    10 (True weight for Job 1) + ... + 10 (True weight for Job 300) = 3000 (Total Job Weight)

    Currently, only NPM jobs have a weight larger than 1. For instance APM poll jobs won’t have a really big impact at the scale factor until there will be a lot of them. Right now, this is just a number that tells us how much “weight” is going through the system per unit time. We don’t have a number that would represent the high end of what can be run per unit time. 

  • Polling Rate - Is the current utilization of your Nodes, Volumes and Interfaces polling capacity is. Any value below 100 is acceptable. If it exceeds 85% then you are approaching the maximum amount of polling your server can handle. A notification banner in your Orion web console (see below) will be displayed. If the polling load is more than what the new poller can handle, for example, more than 100%, the polling intervals will automatically increase to handle the higher load. That means even if the CPU is not fully used, the new poller will increase polling frequencies if you reach the polling rate limit. Polling rate uses Job Total Weight as the base value. For example, on NPM polling jobs with total weight 3000, then we use following formula for getting polling rate value:

    (3000 (Total Job Weight)/2600 (Maximum polling load for NPM jobs)) x 100 = 115% (polling rate).

    In the example, the value exceeded 100% then we apply throttling which means we multiply frequencies of all NPM jobs by 1.15.


The new poller is multi-thread capable. A throttling mechanism prevents it from consuming all available resources for Nodes/Volumes/Interfaces polling only. The throttling mechanism allows your system to have enough resources for other applications like SolarWinds APM or UDT, as well as Orion Web Console performance. 



Advanced monitoring of new poller performance

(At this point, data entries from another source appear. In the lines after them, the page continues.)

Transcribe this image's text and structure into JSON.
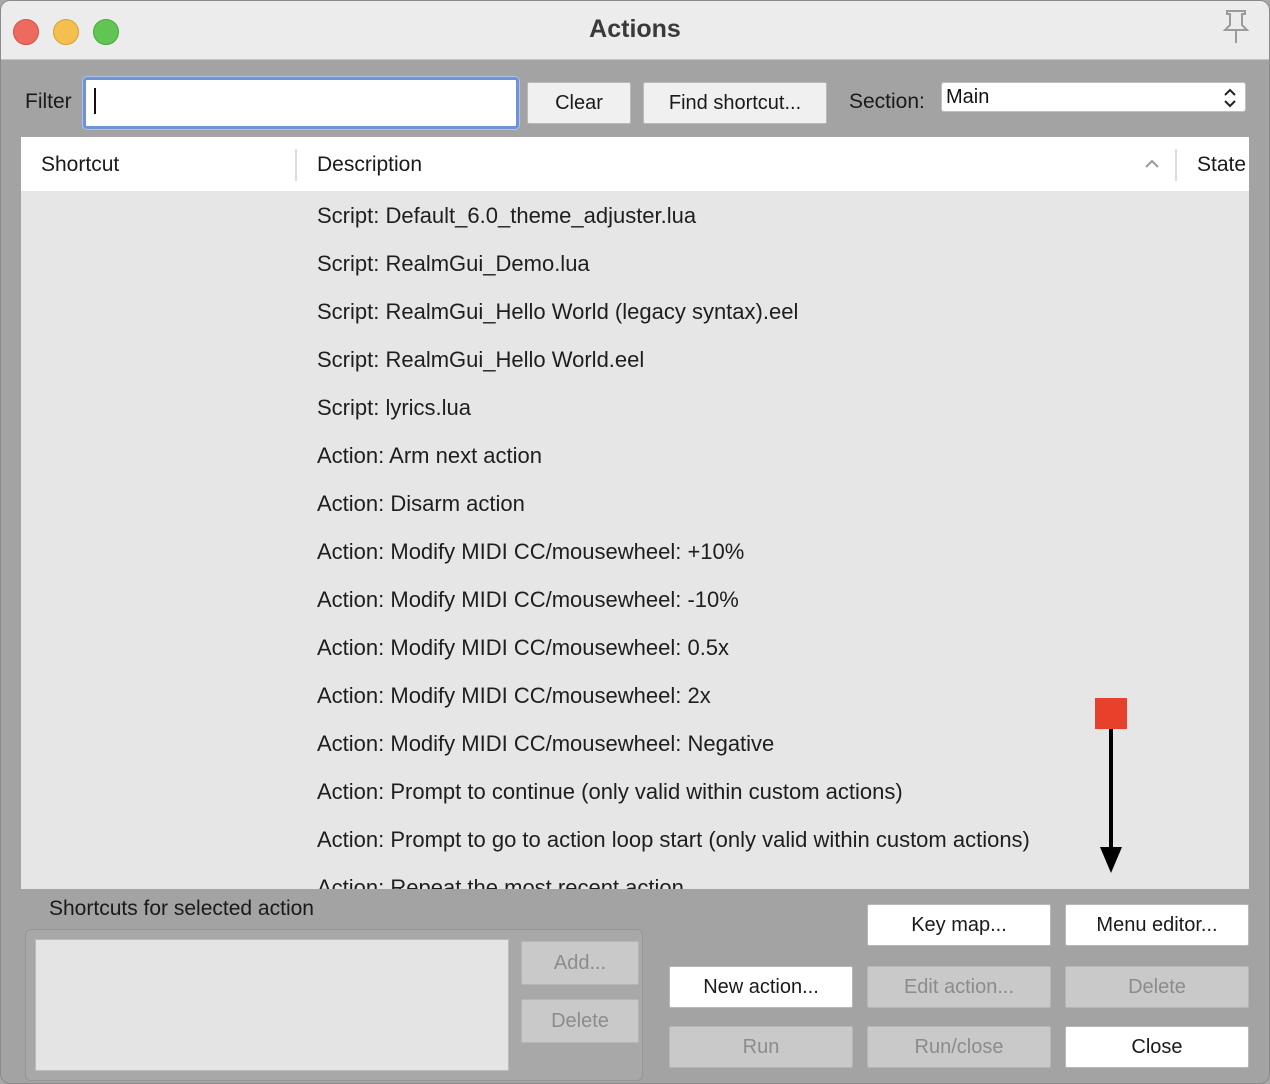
{
  "window": {
    "title": "Actions"
  },
  "toolbar": {
    "filter_label": "Filter",
    "filter_value": "",
    "clear_label": "Clear",
    "find_shortcut_label": "Find shortcut...",
    "section_label": "Section:",
    "section_value": "Main"
  },
  "list": {
    "columns": [
      "Shortcut",
      "Description",
      "State"
    ],
    "sort_column": "Description",
    "rows": [
      "Script: Default_6.0_theme_adjuster.lua",
      "Script: RealmGui_Demo.lua",
      "Script: RealmGui_Hello World (legacy syntax).eel",
      "Script: RealmGui_Hello World.eel",
      "Script: lyrics.lua",
      "Action: Arm next action",
      "Action: Disarm action",
      "Action: Modify MIDI CC/mousewheel: +10%",
      "Action: Modify MIDI CC/mousewheel: -10%",
      "Action: Modify MIDI CC/mousewheel: 0.5x",
      "Action: Modify MIDI CC/mousewheel: 2x",
      "Action: Modify MIDI CC/mousewheel: Negative",
      "Action: Prompt to continue (only valid within custom actions)",
      "Action: Prompt to go to action loop start (only valid within custom actions)",
      "Action: Repeat the most recent action"
    ]
  },
  "shortcuts": {
    "label": "Shortcuts for selected action",
    "add_label": "Add...",
    "delete_label": "Delete"
  },
  "buttons": {
    "key_map": "Key map...",
    "menu_editor": "Menu editor...",
    "new_action": "New action...",
    "edit_action": "Edit action...",
    "delete": "Delete",
    "run": "Run",
    "run_close": "Run/close",
    "close": "Close"
  },
  "colors": {
    "accent_focus": "#6f93d6",
    "marker": "#e8412b"
  },
  "icons": {
    "pin": "pin-icon",
    "select_arrows": "updown-chevron-icon",
    "sort": "chevron-up-icon"
  }
}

The best way to monitor the performance of polling, results processing and storing and storing results to DB are performance counters.

The following is the complete list of available counters related to the new poller:




To double check your performance status, monitor the following closely:

  • Date Processor Pipe Line (DPPL) waiting items – This counter should not be growing constantly in time. Ideally, it should start from zero in between polling intervals. If this value keeps growing, your polling results are not being processed in the expected time and you can see gaps in charts or in poll reports. This is usually caused by slow hardware.
  • DPPL Avg. Time to Process item – Reflect the time of writing polling results to DB. The optimal value should be less than 0.500(ms) otherwise you will experience noticeable delays between result processing and storage to database.


  • Scale Factor: Orion.Standard.Polling - Represents scale factor/polling rate I mentioned above. It can tell you if the system is using throttling or not and what the current utilization is.


  • Messages in Queue – If this value is persistently growing then it means you are not able to process all poll results on time. This is usually because of slow hardware. But database connectivity and performance play a key role in the ability for the collector to store results and can result in a queue backup.

If you run perfmon from the Windows Start menu command line, and paste the attached counter list into the performance monitor window on your Orion server, you will see all the counters related to polling performance:




Last modified